Argentina’s president Cristina Fernandez de Kirchner seemingly has lost control.
She’s certainly lost control of the narrative surrounding the death of the special investigating prosecutor Alberto Nisman. Simply put, she is getting pilloried in the press.
I wrote previously that her presidency was crumbling due to her spasmodic public statements – via social media – regarding how Nisman died – suicide, induced suicide, or murder.
Now, the journalist (Damián Pachter) who first broke the news of Nisman’s death has fled Argentina, fearing for his life and asserting his phone and email account are compromised. As if the president’s pronouncements weren’t enough, her press office decided to publish Pachter’s flight itinerary:
First, the revelation, which was first published by the official news agency Telam, contravenes Argentine privacy laws.
Second, it defies common sense. Seriously, how could this be viewed as a good idea? What was the process? And, how does this help tamp down public indignation targeting Cristina and her government?
Now, the pile on begins. La Nación – the venerable daily – excoriated the manner in which the Casa Rosada has politicized its social media outlets. Congresswoman Elisa Carrió went on television yesterday saying the administration has links to terrorism – citing some old-time Montonero’s in the current government who apparently trained in Beirut during the 1960s. She also accused the government of being run by a mafia of sorts. This latter characterization has been building for some time now.
And all of this does nothing to settle what actually happen last Sunday in Puerto Madero.
Argentines’ faith in its public institutions is yet again at a tipping point.
How the investigation proceeds and the conclusions its reaches will go a long way in exacerbating or quelling public anger. Equally important will be whether or not Cristina Fernandez de Kirchner will act in a presidential manner.

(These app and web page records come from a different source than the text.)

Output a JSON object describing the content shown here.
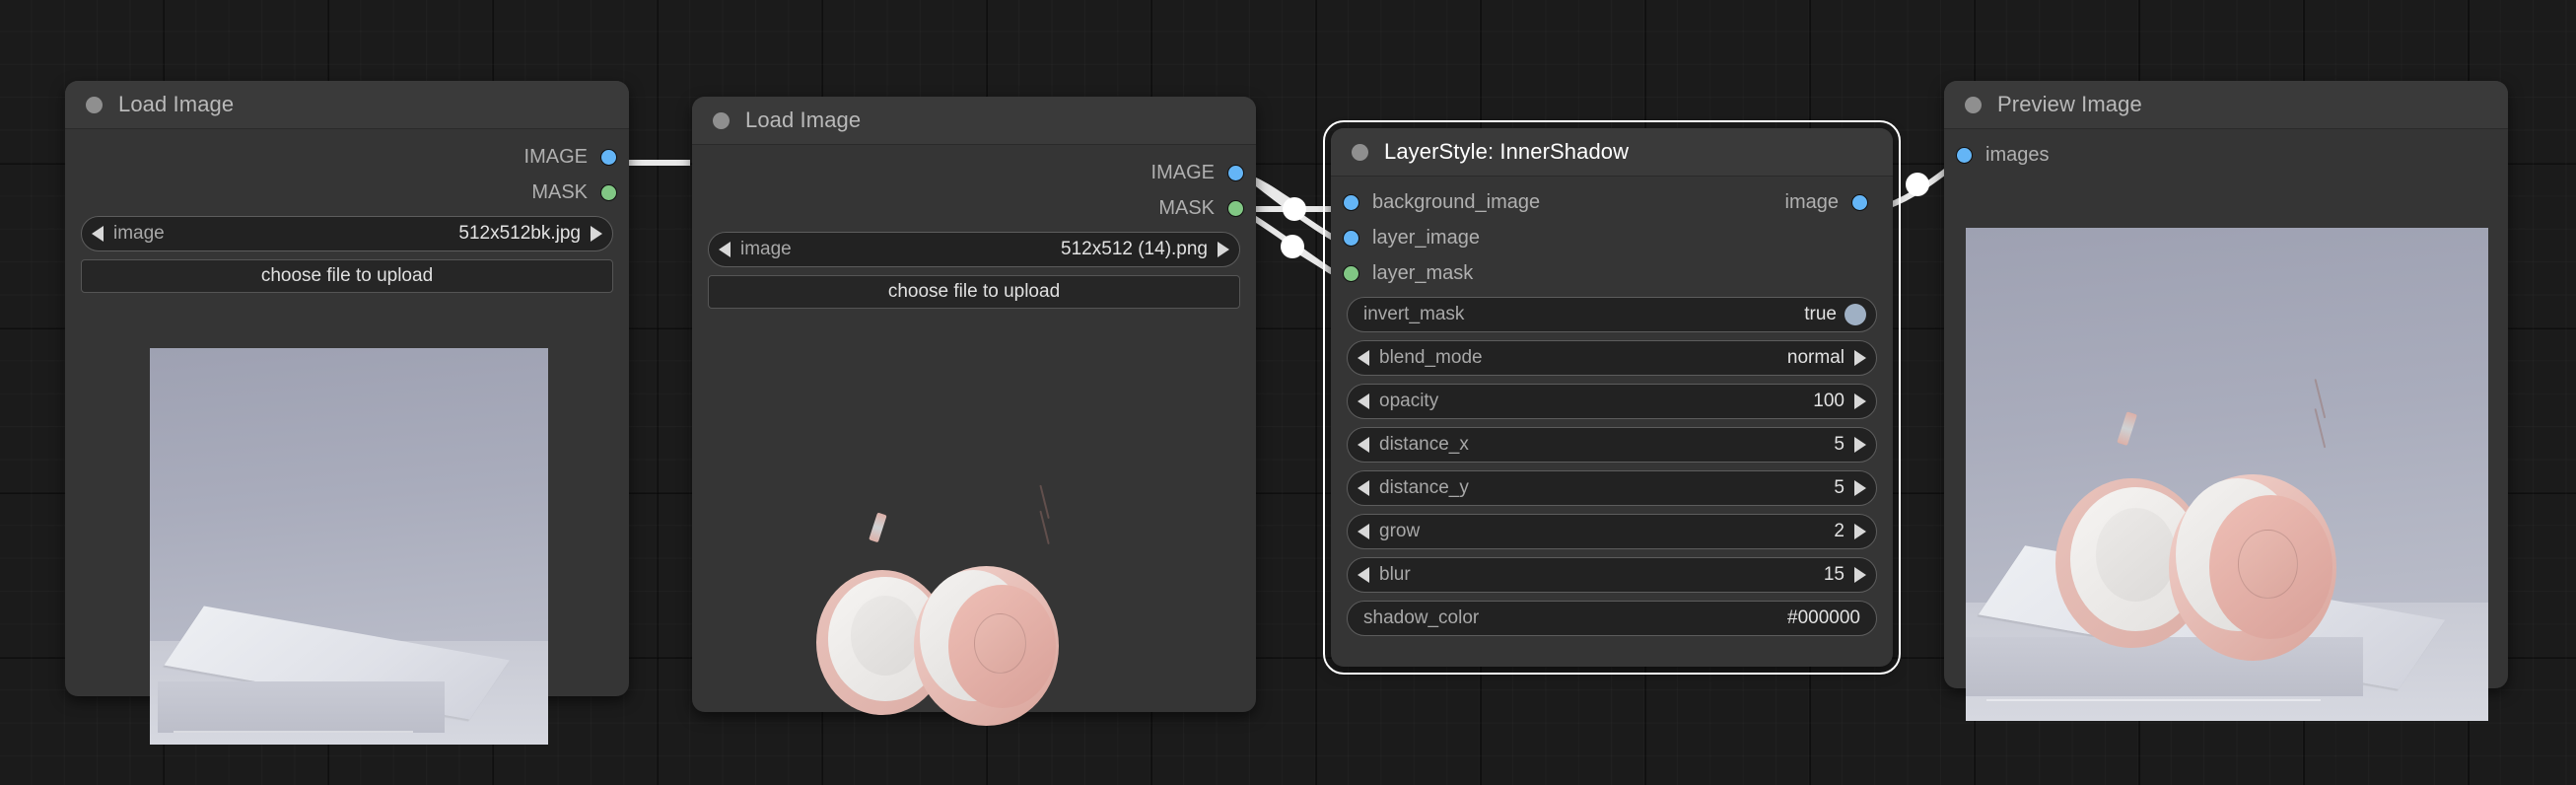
{
  "app": {
    "canvas_background": "#1b1b1b",
    "grid_color": "#262626"
  },
  "colors": {
    "image_slot": "#64b5f6",
    "mask_slot": "#81c784",
    "node_background": "#353535",
    "node_title_background": "#3a3a3a",
    "widget_background": "#222222",
    "selection_outline": "#ffffff"
  },
  "nodes": [
    {
      "id": "load-image-1",
      "title": "Load Image",
      "selected": false,
      "outputs": [
        {
          "label": "IMAGE",
          "type": "image"
        },
        {
          "label": "MASK",
          "type": "mask"
        }
      ],
      "widgets": [
        {
          "kind": "combo",
          "label": "image",
          "value": "512x512bk.jpg"
        },
        {
          "kind": "button",
          "label": "choose file to upload"
        }
      ],
      "preview": "podium-scene"
    },
    {
      "id": "load-image-2",
      "title": "Load Image",
      "selected": false,
      "outputs": [
        {
          "label": "IMAGE",
          "type": "image"
        },
        {
          "label": "MASK",
          "type": "mask"
        }
      ],
      "widgets": [
        {
          "kind": "combo",
          "label": "image",
          "value": "512x512 (14).png"
        },
        {
          "kind": "button",
          "label": "choose file to upload"
        }
      ],
      "preview": "headphones-transparent"
    },
    {
      "id": "layerstyle-innershadow",
      "title": "LayerStyle: InnerShadow",
      "selected": true,
      "inputs": [
        {
          "label": "background_image",
          "type": "image"
        },
        {
          "label": "layer_image",
          "type": "image"
        },
        {
          "label": "layer_mask",
          "type": "mask"
        }
      ],
      "outputs": [
        {
          "label": "image",
          "type": "image"
        }
      ],
      "widgets": [
        {
          "kind": "toggle",
          "label": "invert_mask",
          "value": "true"
        },
        {
          "kind": "combo",
          "label": "blend_mode",
          "value": "normal"
        },
        {
          "kind": "number",
          "label": "opacity",
          "value": "100"
        },
        {
          "kind": "number",
          "label": "distance_x",
          "value": "5"
        },
        {
          "kind": "number",
          "label": "distance_y",
          "value": "5"
        },
        {
          "kind": "number",
          "label": "grow",
          "value": "2"
        },
        {
          "kind": "number",
          "label": "blur",
          "value": "15"
        },
        {
          "kind": "text",
          "label": "shadow_color",
          "value": "#000000"
        }
      ]
    },
    {
      "id": "preview-image",
      "title": "Preview Image",
      "selected": false,
      "inputs": [
        {
          "label": "images",
          "type": "image"
        }
      ],
      "widgets": [],
      "preview": "composited-result"
    }
  ]
}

Neither are sure things.
[Posted by Prof. Hyland and crossposted at texanabroad.blogspot.com]